What to produce: Beginning with the line that contains "Output a JSON" and ending with the line that contains "What data populates", reproduce the lines of the entries below exactly, omitting pictures.

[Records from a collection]
============================================================
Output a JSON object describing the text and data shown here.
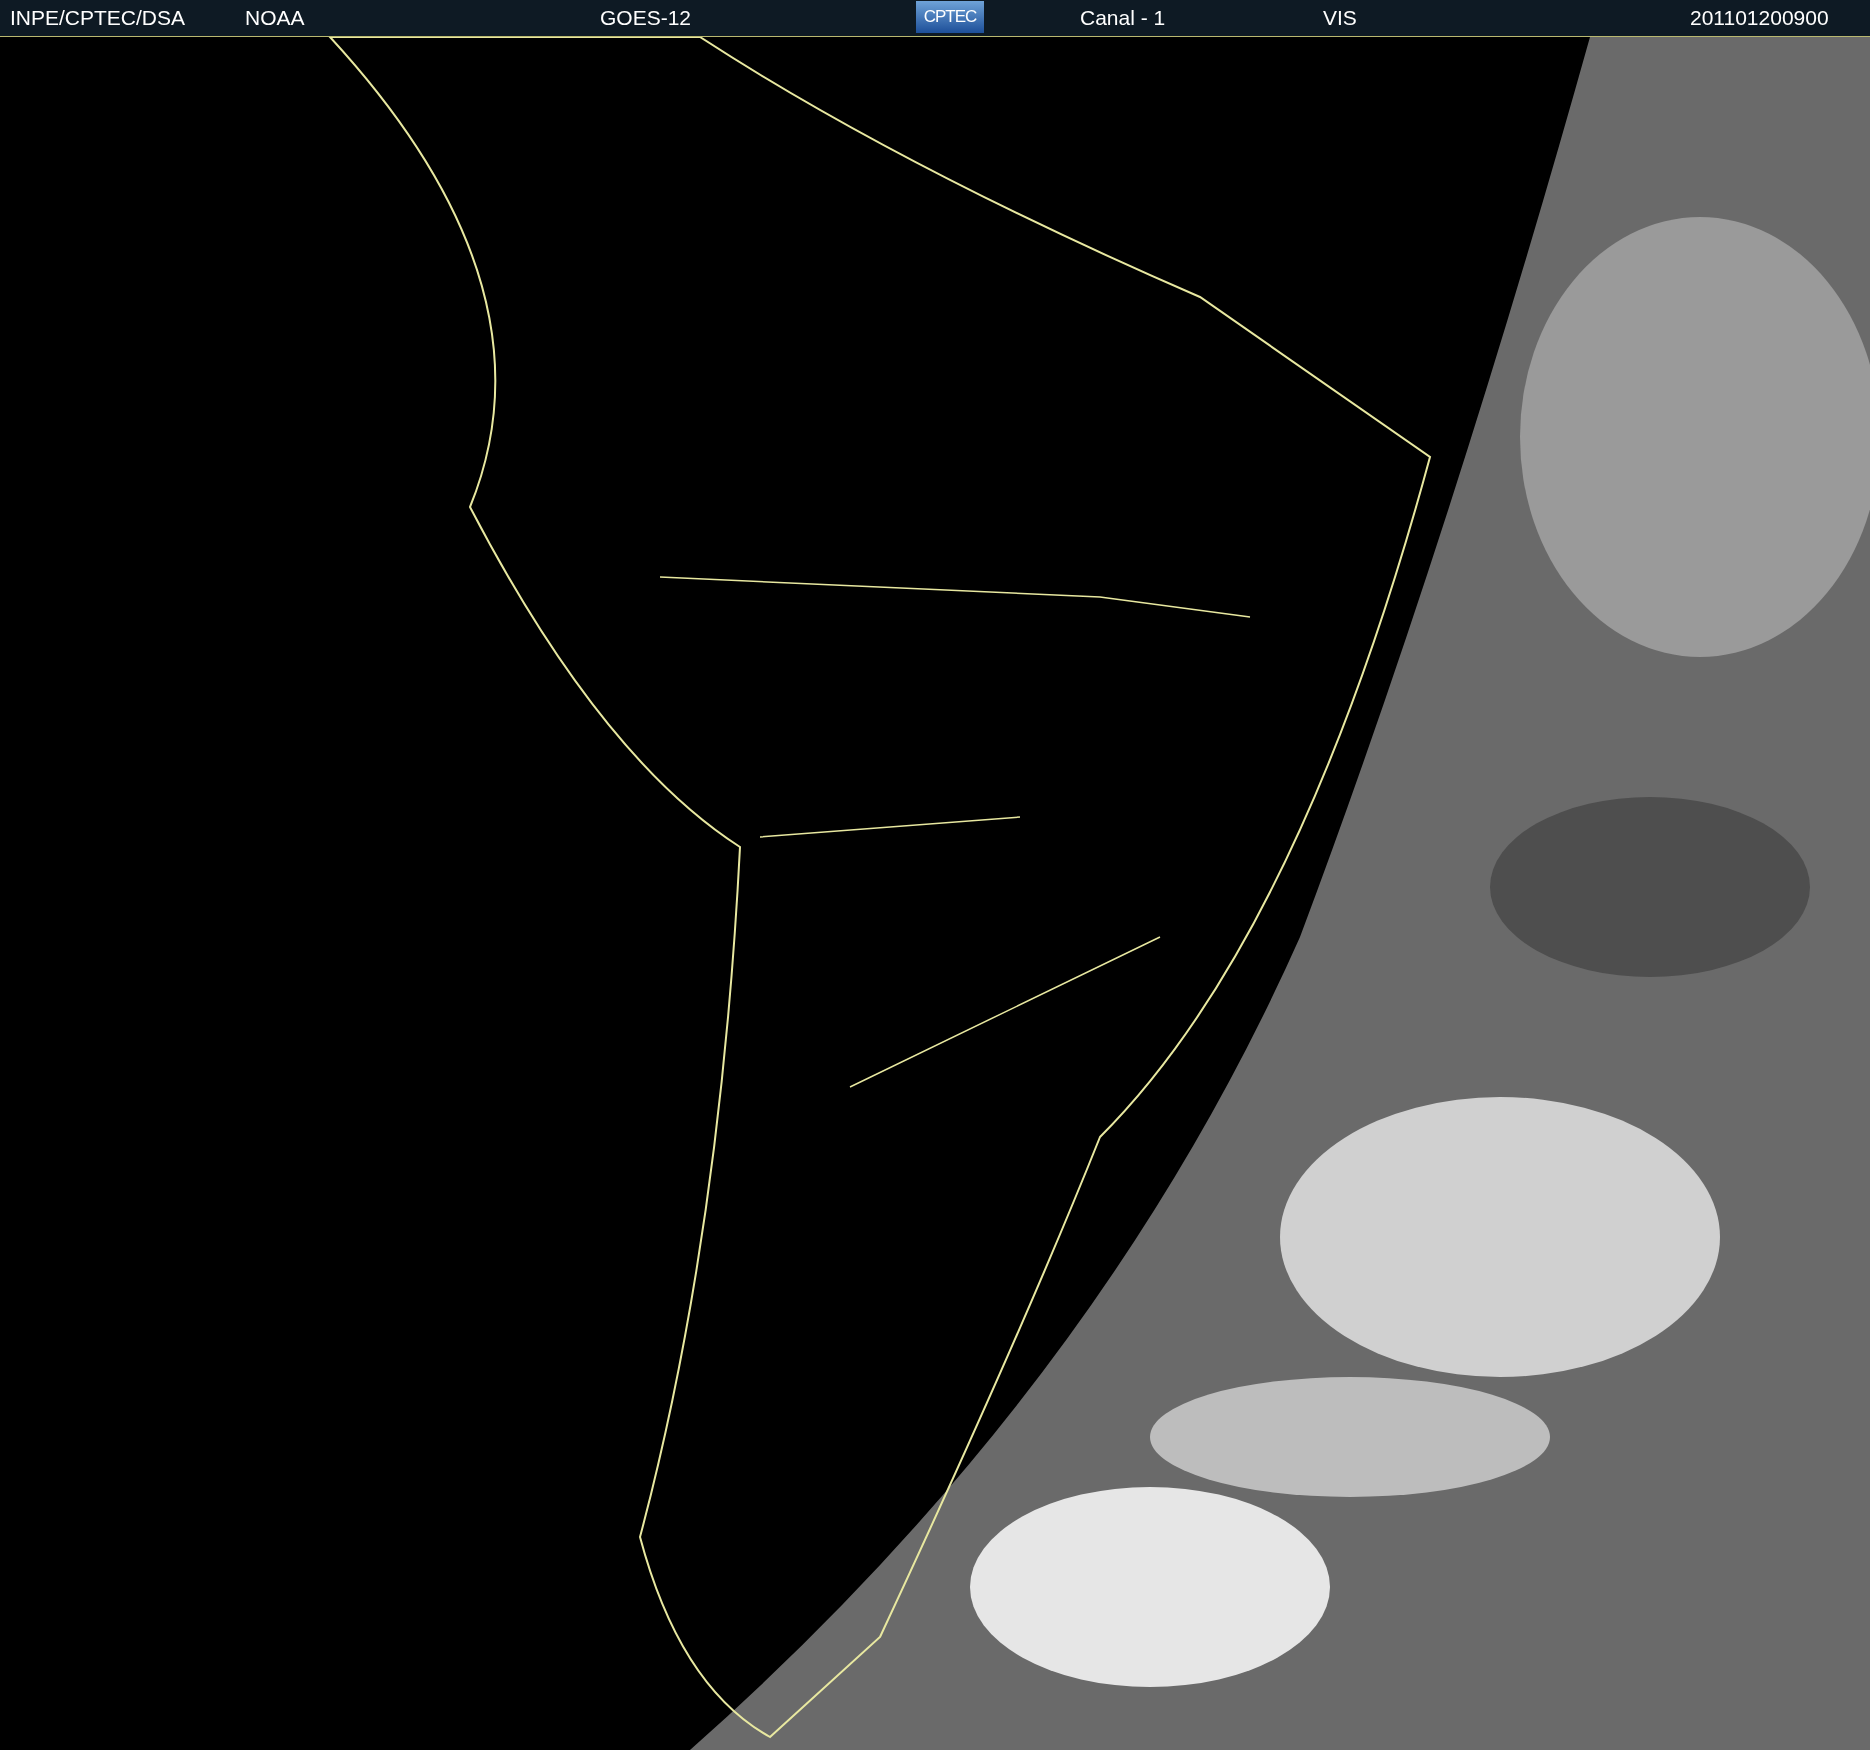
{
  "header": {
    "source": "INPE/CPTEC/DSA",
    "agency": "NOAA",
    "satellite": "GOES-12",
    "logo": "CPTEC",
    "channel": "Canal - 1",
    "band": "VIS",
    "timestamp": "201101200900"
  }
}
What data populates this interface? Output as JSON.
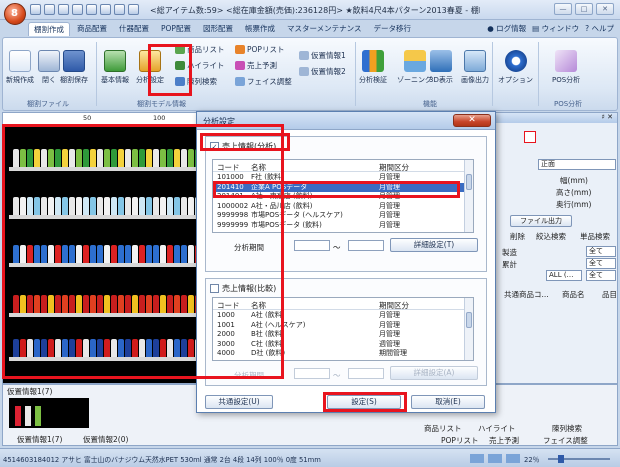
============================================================
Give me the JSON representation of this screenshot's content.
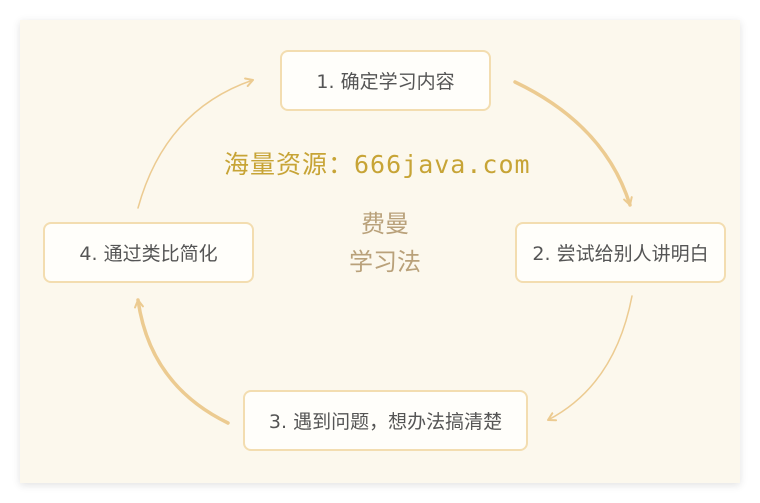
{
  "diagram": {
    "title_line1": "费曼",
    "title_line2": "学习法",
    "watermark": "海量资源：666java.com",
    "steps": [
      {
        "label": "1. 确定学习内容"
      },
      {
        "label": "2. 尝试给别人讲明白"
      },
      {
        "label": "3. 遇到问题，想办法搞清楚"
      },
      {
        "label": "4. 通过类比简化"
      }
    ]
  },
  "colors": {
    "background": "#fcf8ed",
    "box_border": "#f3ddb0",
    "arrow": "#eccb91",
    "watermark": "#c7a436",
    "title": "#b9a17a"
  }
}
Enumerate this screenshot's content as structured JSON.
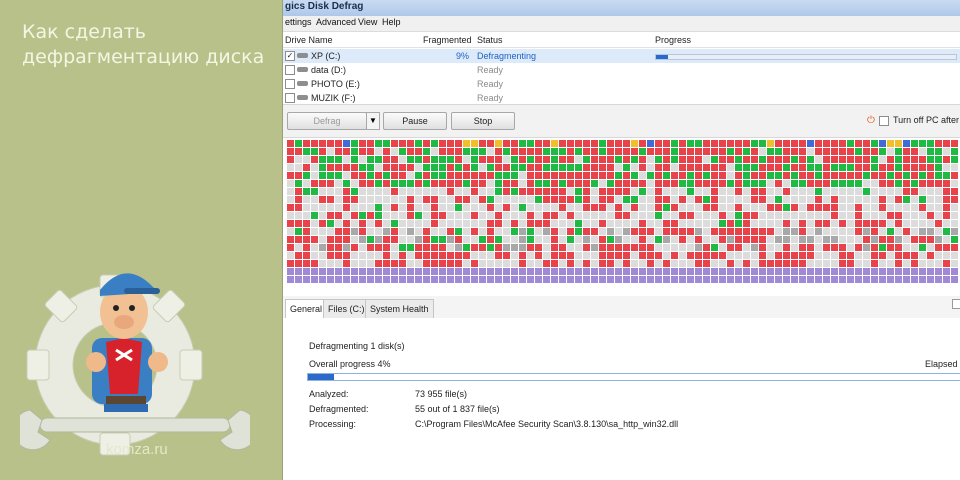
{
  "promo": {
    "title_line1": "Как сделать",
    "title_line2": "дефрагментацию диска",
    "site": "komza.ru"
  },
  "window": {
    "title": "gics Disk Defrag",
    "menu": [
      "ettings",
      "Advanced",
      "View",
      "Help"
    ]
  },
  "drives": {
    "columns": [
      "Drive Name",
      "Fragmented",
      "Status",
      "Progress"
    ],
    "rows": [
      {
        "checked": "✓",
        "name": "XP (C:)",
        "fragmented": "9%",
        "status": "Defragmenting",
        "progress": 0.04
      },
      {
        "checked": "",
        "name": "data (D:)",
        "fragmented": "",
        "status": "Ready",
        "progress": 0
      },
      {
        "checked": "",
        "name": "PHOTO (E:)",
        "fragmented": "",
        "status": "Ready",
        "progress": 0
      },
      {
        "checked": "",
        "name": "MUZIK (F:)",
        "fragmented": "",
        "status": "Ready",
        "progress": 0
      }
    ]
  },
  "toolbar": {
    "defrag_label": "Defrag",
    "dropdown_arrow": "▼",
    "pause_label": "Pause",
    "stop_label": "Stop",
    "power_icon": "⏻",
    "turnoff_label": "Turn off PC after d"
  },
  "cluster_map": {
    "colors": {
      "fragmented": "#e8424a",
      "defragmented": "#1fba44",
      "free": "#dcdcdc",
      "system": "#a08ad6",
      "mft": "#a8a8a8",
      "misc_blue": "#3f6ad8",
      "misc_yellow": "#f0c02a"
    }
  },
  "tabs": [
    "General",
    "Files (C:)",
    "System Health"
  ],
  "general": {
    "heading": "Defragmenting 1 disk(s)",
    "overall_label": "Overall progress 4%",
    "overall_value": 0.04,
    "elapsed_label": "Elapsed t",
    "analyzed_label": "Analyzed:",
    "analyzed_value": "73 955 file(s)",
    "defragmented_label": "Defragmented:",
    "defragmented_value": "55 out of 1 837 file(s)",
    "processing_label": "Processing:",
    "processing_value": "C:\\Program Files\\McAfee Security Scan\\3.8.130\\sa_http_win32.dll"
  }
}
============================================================
Output for this exercise:
Output a JSON object describing the text and data shown here.
{
  "header": {
    "source": "INPE/CPTEC/DSA",
    "agency": "NOAA",
    "satellite": "GOES-12",
    "logo": "CPTEC",
    "channel": "Canal - 1",
    "band": "VIS",
    "timestamp": "201101200900"
  }
}
What data populates this interface? Output as JSON.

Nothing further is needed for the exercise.